Mel Boda, chief executive and co-founder of the Electric Umbrella charity, said: “We’re inviting people to plug in, switch on, and get ready for the ride of their life with this campaign.

“We want everyone to experience the joy and power of music and see how it brings people together from all walks of life.

“Best of all, it’s completely free to join Electric Umbrella, and you don’t need any referral from your local authority.”

The Hertfordshire based charity was set up five years ago by Mel and Tom Billington to provide a platform for learning disabled people to enjoy live music, and in doing so challenge the perceptions towards learning disabled people.

The charity organises gigs, musicals and even festivals.

During the Covid-19 pandemic Electric Umbrella launched online sessions bringing fun interactive shows, singalongs, often with inspiring guests, for their hundreds of members, many of whom relied on these social and creative sessions.

Guests have included celebrities Sophie Ellis-Bextor, Toyah Willcox, Andrew Self, Dan Gillespie Sells from The Feeling and Tony Hadley.

Dan and Tony also sang on the charity’s Christmas single, The Best Christmas (In Lockdown).

This “Plug In” campaign features four ambassadors Farrah, Jonathan, Ryan and his mum Jenny, and Amy.

Jonathan Watson, 22, from Tring in Hertfordshire, has severe OCD and anxiety.

He said: “The first concert I did I was excited but nervous at the same time. When I managed to get myself singing and playing the drums everyone was just like wow!

“I was jumping on stage, I never felt so happy in my life for a long, long time, and just seeing a lot of people happy and knowing I’ve made them feel happy makes me feel really proud of myself.

“Electric Umbrella helped me to get the confidence to sing and they feel like an amazing family.”

Amy Barrett, 34, from Stone in Staffordshire, has a rare chromosome abnormality Jacobsen Syndrome. She said: “When I was young mum and dad told me that a doctor said I’d never walk or talk and look at me now.

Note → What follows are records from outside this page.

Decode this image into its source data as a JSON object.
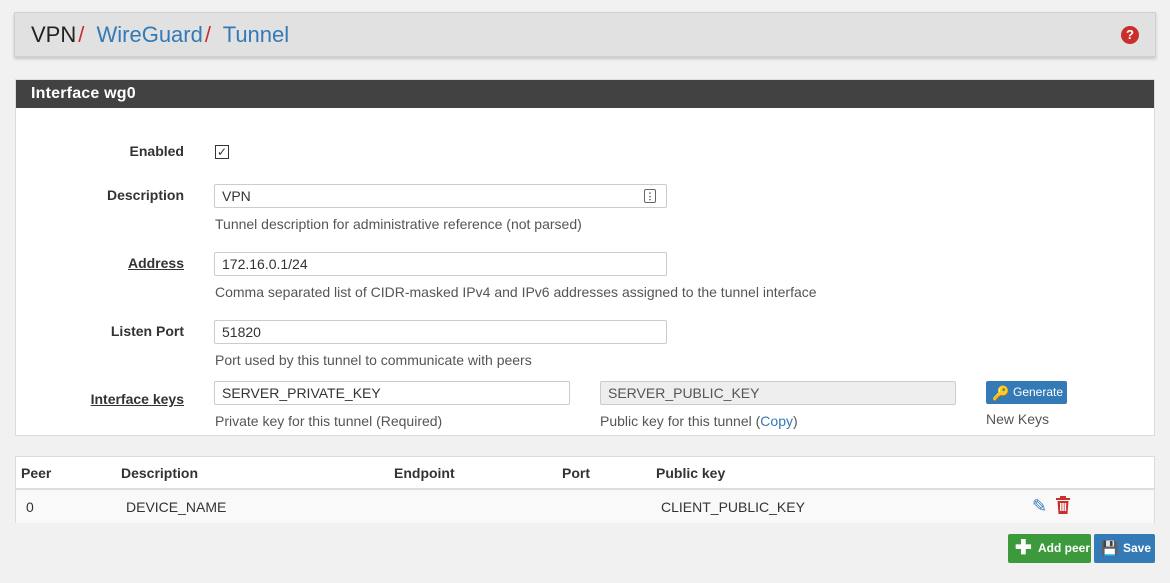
{
  "breadcrumb": {
    "root": "VPN",
    "level1": "WireGuard",
    "level2": "Tunnel",
    "separator": "/"
  },
  "help_icon": "question-circle-icon",
  "panel": {
    "title": "Interface wg0",
    "fields": {
      "enabled": {
        "label": "Enabled",
        "checked": true
      },
      "description": {
        "label": "Description",
        "value": "VPN",
        "hint": "Tunnel description for administrative reference (not parsed)"
      },
      "address": {
        "label": "Address",
        "value": "172.16.0.1/24",
        "hint": "Comma separated list of CIDR-masked IPv4 and IPv6 addresses assigned to the tunnel interface"
      },
      "listen_port": {
        "label": "Listen Port",
        "value": "51820",
        "hint": "Port used by this tunnel to communicate with peers"
      },
      "interface_keys": {
        "label": "Interface keys",
        "private_value": "SERVER_PRIVATE_KEY",
        "private_hint": "Private key for this tunnel (Required)",
        "public_value": "SERVER_PUBLIC_KEY",
        "public_hint_prefix": "Public key for this tunnel (",
        "public_hint_link": "Copy",
        "public_hint_suffix": ")",
        "generate_label": "Generate",
        "generate_hint": "New Keys"
      }
    }
  },
  "peers": {
    "columns": [
      "Peer",
      "Description",
      "Endpoint",
      "Port",
      "Public key"
    ],
    "rows": [
      {
        "peer": "0",
        "description": "DEVICE_NAME",
        "endpoint": "",
        "port": "",
        "public_key": "CLIENT_PUBLIC_KEY"
      }
    ]
  },
  "buttons": {
    "add_peer": "Add peer",
    "save": "Save"
  },
  "colors": {
    "link": "#337ab7",
    "separator": "#c9302c",
    "panel_header": "#424242",
    "add_button": "#3c9a3c",
    "save_button": "#337ab7",
    "delete_icon": "#c9302c"
  }
}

They are so proud of me for what I’ve achieved.

“I have found something that I love with Electric Umbrella and my confidence has grown so much. It is a wonderful organisation and makes me feel happy and warm and fuzzy inside.”

Farrah, 17, from Shropham near Norwich, has a rare genetic condition, William’s Syndrome, which affects her spatial awareness but she’s always loved music and joined Electric Umbrella last year. She said: “A year ago I was miserable and sad, I didn’t know what to do with myself, I didn’t even make friends.

“Electric Umbrella has helped me to achieve lots of things that I never thought I could.”

Ryan, 18, from Watford, appears in a moving film for this campaign with his mum Jenny, where she talks candidly about how being part of the Electric Umbrella community helps them both. Jenny said: “Ryan has a great sense of humour and he’s known as an entertainer.

“Electric Umbrella has become a bit like a family for us because there are so many other parents of people with special needs so there are people I can go to for advice.”

During lockdown over 1,500 people  joined the Electric Umbrella community, and they have huge ambitions to grow that number with a blend of digital first and face to face sessions planned in the months ahead.

Creative Director and co-founder Tom Billington said: “We believe our members can do anything they want and be anyone they want to be and we encourage them every step of the way.

“We’d love to see a world where people are no longer defined by their disability but they are recognised for their incredible talents.”

www.electricumbrella.co.uk